"I think if you see a conventional default or if you see a wholesale restructuring of Puerto Rican debt then I think, yes, you could expect there to be a short-term municipal market dislocation," said Jeffrey Lipton, head of municipal bond research and strategy at Oppenheimer and Co. "Having said that, I do not envision a longer-term systemic threat to the municipal market."

If there is a continued outflow from mutual funds, the funds would likely sell their better more liquid holdings which could impact prices of high grade bonds first.

"You've got a market where you've got a major name going down, and nobody wants to feed that," said Blake Anderson, managing director high yield securities at Mesirow Financial. "People will sit in the weeds and see what happens. You don't get price discovery quickly on this."

Hedge funds are active investors in Puerto Rico's debt, and a group holds about 40 percent or about $3 billion of Prepa bonds.

Read MoreInvestors scramble to avoid Puerto Rico losses

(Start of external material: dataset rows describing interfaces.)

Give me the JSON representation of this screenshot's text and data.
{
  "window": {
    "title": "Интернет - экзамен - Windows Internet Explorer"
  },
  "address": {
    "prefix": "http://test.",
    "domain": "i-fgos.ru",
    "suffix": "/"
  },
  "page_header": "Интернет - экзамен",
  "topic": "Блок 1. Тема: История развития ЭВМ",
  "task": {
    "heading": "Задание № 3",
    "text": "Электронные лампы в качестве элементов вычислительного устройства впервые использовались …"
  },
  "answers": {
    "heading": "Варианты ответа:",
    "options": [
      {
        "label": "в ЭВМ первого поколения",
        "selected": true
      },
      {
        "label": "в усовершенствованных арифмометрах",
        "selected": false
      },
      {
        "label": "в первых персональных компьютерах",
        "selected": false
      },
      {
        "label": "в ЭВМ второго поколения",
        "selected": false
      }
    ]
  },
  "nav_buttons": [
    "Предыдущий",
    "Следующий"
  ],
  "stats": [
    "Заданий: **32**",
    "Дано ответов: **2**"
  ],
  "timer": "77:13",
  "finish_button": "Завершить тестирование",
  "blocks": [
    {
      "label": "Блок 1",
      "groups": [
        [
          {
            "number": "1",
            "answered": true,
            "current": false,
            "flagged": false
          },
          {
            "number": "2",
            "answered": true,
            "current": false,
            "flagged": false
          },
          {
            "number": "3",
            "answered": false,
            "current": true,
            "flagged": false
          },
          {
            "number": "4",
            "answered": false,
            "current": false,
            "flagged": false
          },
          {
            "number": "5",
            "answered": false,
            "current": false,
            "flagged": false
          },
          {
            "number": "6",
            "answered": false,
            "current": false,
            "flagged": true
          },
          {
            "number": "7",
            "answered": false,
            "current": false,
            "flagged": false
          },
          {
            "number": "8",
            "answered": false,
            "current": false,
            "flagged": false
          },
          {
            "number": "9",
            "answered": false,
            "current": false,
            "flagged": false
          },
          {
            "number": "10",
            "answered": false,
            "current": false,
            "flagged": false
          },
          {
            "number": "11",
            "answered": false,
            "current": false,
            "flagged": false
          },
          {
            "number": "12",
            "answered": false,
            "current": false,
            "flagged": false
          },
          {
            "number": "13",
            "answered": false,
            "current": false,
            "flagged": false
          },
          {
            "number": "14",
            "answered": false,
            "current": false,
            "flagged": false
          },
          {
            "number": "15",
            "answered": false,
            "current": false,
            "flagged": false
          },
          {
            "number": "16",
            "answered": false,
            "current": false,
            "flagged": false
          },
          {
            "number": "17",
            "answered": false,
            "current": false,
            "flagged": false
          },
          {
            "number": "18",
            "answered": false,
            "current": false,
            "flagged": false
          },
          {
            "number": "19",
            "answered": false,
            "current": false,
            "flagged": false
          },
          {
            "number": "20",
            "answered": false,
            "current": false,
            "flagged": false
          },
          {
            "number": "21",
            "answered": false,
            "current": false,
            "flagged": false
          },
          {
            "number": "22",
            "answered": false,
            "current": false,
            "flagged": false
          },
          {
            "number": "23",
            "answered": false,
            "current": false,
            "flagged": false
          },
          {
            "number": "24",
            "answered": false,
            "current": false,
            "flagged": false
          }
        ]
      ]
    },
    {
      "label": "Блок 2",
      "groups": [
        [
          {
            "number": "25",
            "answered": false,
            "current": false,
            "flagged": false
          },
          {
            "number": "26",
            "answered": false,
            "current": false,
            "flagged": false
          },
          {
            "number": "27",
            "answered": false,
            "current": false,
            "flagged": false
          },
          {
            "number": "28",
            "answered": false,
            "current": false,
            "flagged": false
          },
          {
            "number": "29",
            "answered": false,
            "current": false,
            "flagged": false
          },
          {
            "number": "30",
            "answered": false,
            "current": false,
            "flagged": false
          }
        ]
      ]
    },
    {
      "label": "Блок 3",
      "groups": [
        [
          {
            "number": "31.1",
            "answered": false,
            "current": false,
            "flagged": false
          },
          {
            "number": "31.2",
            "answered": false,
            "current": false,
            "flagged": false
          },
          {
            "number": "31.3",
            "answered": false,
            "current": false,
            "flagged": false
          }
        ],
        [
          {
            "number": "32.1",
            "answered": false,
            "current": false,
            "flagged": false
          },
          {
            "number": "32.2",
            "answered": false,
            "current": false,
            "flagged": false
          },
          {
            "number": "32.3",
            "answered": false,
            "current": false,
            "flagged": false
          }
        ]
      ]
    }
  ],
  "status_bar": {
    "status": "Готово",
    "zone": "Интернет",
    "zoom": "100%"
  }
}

"The hedge funds are like the mystery guys. They came piling into this market and looked at it like Southern Europe," said Anderson. "In a market that has no shorts, price discovery gets hard and it's hard to get out of it easily."

Some Puerto Rican bonds were selling for about 68 cents on the dollar Tuesday. An 8 percent 2035 bond, issued three years ago, was yielding 12.77 percent Tuesday, up from 10.75 percent Friday.

Analysts said so far other parts of the municipal bond market were largely unaffected. But tobacco bonds, held by some of the same funds that hold Puerto Rican debt, were trading lower, Anderson said.

"If retail investors start to absorb this and start calling their broker next week, and money on the margin starts to flow out of mutual funds, that's when you'll see portfolio managers sell high-grade stuff," Anderson said. "That's when you'll see spreads start to widen out.... Nobody's going to push high yield stuff into the market when flows are going the wrong way."

John Donovan, senior vice president at Drexel Hamilton, said the credit default swaps on municipal bonds are beginning to show some reaction. On Monday, he said Markit's MCDX index, a basket of 50 five-year CDS on municipal issues, was at 102.67, above Friday's close of 95.99

"If you own a large portfolio of municipal bonds, and Puerto Rico hits, you would go in and buy credit default swaps and pay up a little bit to give yourself some insurance," Donovan said.

Donovan said the headline risk from Puerto Rico could spill over into the broader market. But he said counterintuitively, Puerto Rico may be a positive for some muni names if investors seek to load up other issues.